Sorry, you need to enable JavaScript to visit this website.

March Madness: What Weed Control Options make Sense

Published on: 19:10PM Mar 25, 2010

March madness this spring has cherry trees in full bloom, and apple blossoms ready to pop open. Recent above average temperatures have hastened the arrival of spring and now wheat growers are hoping for April showers for their wheat fields. With April 1st coming just next week, growers are also facing a cutoff date of applications of some herbicides especially in Milton-Freewater and the adjacent Walla Walla Valley areas.

A quick check with MiltonFreewater fruit and grape growers today, indicates that leaves are starting to emerge on horticultural crops in the Walla Walla Valley, which raises the need for additional care to be taken as herbicide applications on wheat as other crops are ahead of “normal” development. Grapes continue to be the most sensitive crop found in the area. Herbicide drift can injure foliage, shoots, flowers and fruits. If injury is severe enough, or occurs repeatedly, it can cause reduced yield, poor fruit quality, and occasionally, vine death.

For downy brome control, Powerflex and Olympus Flex are good choices. Powerflex offers a 9 month plantback restriction which offers some flexibility in future planting decisions. Dan Ball, OSU Weed Scientist recommends a full 3.5 oz rate for a spring application of Powerflex. It has good crop safety, and while he has noted some yellowing with Powerflex under cool application conditions but he hasn’t seen this to affect yield.

Table 1. Alternative herbicides for wheat less likely to injure grapes.

Axial
Hoelon
Olympus
Buctril
Huskie
Olympus Flex
Discover
Linex
Paramount
diuron (Karmex)
Maverick
PowerFlex
Everest
metribuzin (Sencor)
Puma
 
 
 

If broadleaf weeds are a problem in the field, Huskie is a new broad spectrum herbicide, without the volatility issues of growth regulator herbicides such as 2,4-D and dicamba. Research has shown it to be effective against prickly lettuce and kochia, plus many others. Huskie should be ground applied at the 11 – 15 oz rate with a spray volume of 10 or more gallons per acre. Other herbicides are also available and a partial list can be seen in Table 1. If 2,4-D is used, the less volatile amine salt formulation is recommended.


 

A partial list of common growth regulator herbicides and other herbicides that can injure grapes is found in Table 2.

Table 2. Herbicides that have potential to injure grapes.

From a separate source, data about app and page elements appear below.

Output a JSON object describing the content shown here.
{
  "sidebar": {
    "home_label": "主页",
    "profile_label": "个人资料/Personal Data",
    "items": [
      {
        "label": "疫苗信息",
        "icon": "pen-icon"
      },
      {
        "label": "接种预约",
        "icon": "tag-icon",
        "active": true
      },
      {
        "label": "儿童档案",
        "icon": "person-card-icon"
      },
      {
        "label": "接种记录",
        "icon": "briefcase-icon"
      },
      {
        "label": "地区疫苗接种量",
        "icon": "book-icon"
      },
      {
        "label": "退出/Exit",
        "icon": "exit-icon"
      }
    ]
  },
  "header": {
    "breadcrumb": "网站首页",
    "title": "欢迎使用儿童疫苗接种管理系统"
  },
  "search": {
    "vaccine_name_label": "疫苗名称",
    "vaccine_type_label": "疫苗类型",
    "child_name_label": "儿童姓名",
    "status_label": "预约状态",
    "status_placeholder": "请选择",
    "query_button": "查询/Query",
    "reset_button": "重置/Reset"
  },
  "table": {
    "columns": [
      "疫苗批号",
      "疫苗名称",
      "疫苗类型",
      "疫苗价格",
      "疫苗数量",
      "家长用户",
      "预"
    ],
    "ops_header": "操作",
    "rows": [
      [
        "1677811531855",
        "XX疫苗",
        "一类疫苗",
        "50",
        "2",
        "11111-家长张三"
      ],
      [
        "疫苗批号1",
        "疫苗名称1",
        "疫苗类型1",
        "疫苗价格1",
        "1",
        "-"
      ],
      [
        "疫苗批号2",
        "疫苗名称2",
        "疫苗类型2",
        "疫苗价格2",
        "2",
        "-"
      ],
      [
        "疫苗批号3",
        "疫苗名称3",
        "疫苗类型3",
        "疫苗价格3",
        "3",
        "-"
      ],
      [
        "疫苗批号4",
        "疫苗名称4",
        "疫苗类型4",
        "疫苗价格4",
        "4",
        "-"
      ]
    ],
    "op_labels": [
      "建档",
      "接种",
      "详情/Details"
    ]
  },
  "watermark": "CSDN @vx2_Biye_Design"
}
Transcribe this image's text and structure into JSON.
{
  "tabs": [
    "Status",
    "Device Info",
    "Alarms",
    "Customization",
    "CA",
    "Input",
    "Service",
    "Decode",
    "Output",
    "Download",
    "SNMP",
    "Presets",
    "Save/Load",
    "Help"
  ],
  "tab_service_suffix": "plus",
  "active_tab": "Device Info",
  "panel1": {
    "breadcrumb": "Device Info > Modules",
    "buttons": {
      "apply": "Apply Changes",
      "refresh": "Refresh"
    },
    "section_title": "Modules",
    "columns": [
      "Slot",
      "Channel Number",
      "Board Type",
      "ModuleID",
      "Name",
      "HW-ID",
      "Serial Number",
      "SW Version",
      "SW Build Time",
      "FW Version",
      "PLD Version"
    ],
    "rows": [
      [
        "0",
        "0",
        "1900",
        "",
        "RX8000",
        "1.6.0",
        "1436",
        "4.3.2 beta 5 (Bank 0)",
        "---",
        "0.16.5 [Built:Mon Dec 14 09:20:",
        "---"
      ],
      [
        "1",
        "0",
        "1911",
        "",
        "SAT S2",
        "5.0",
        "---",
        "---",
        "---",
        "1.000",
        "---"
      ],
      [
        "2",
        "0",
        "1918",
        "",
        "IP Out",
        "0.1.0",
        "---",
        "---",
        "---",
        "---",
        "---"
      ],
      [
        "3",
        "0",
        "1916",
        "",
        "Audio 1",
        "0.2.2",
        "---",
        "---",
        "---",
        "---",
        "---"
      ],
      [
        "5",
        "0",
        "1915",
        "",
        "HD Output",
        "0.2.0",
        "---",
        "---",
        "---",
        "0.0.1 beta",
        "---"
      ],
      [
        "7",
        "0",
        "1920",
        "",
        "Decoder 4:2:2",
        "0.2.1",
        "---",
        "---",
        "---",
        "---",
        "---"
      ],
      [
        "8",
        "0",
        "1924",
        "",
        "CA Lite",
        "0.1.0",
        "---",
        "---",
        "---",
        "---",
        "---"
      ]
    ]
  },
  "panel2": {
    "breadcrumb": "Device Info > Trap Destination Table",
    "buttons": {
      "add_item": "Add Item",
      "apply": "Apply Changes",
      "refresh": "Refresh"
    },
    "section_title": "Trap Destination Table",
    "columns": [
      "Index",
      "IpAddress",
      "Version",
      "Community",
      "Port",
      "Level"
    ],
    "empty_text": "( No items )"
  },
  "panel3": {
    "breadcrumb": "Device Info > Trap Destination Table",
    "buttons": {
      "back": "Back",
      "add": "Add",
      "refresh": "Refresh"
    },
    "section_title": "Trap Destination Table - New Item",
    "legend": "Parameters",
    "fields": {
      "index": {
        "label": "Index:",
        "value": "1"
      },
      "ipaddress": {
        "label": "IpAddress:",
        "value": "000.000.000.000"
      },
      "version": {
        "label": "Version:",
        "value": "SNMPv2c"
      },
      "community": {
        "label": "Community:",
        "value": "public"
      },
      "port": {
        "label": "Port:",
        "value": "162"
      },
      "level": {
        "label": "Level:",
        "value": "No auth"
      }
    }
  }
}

Growth regulators
 
ALS inhibitors
 
2,4-D
Dicamba
Others
Glyphosate
Sulfonylurea
Imidazolinone
Others
Amine 4
Banvel
Bronate*
Roundup
Ally
Arsenal
Gramoxone
Barrage
Clarity
Crossbow*
Rodeo
Ally Extra
Assert
Aim
Esteron 99
Rave*
Curtail*
Roundup Ultra
Amber
Beyond
Boa
Formula 40
 
Landmaster*
Roundup
Canvas
Pursuit
 
Hi Dep
 
MCPA
   UltraMax
Cimarron
Raptor
 
LV-4
 
RT Master
Roundup
Express
Plateau
 
LV-6
 
Starane
   WeatherMax
Finesse
 
 
Saber
 
Tordon
Landmaster*
Glean
 
 
Salvo
 
Turflon
Glyphos
Harmony Extra
 
 
Savage
 
Trimec
Glypro
Harmony GT
 
 
Tricep
 
WideMatch
RT Master
Oust
 
 
Weedar 64
 
 
Touchdown
Peak
 
 
Weed-B-Gone
 
 
 
Rave*
 
 
Weedmaster
 
 
 
 
 
 
Weedone
 
 
 
 
 
 

This list is not all-inclusive; other herbicides also may injure grapes.

*A prepackage mixture containing a growth-regulator herbicide as at least one active ingredient.

 

For additional information on preventing herbicide drift the following publications are available on-line: EM 8860 Preventing Herbicide Drift and Injury to Grapes (/files/em8860.pdf) and EM 8737 Preventing Phenoxy Herbicide Damage to Grape Vineyards. For more information visit OSU Extension CerealCentral.

 
 
 
keyword: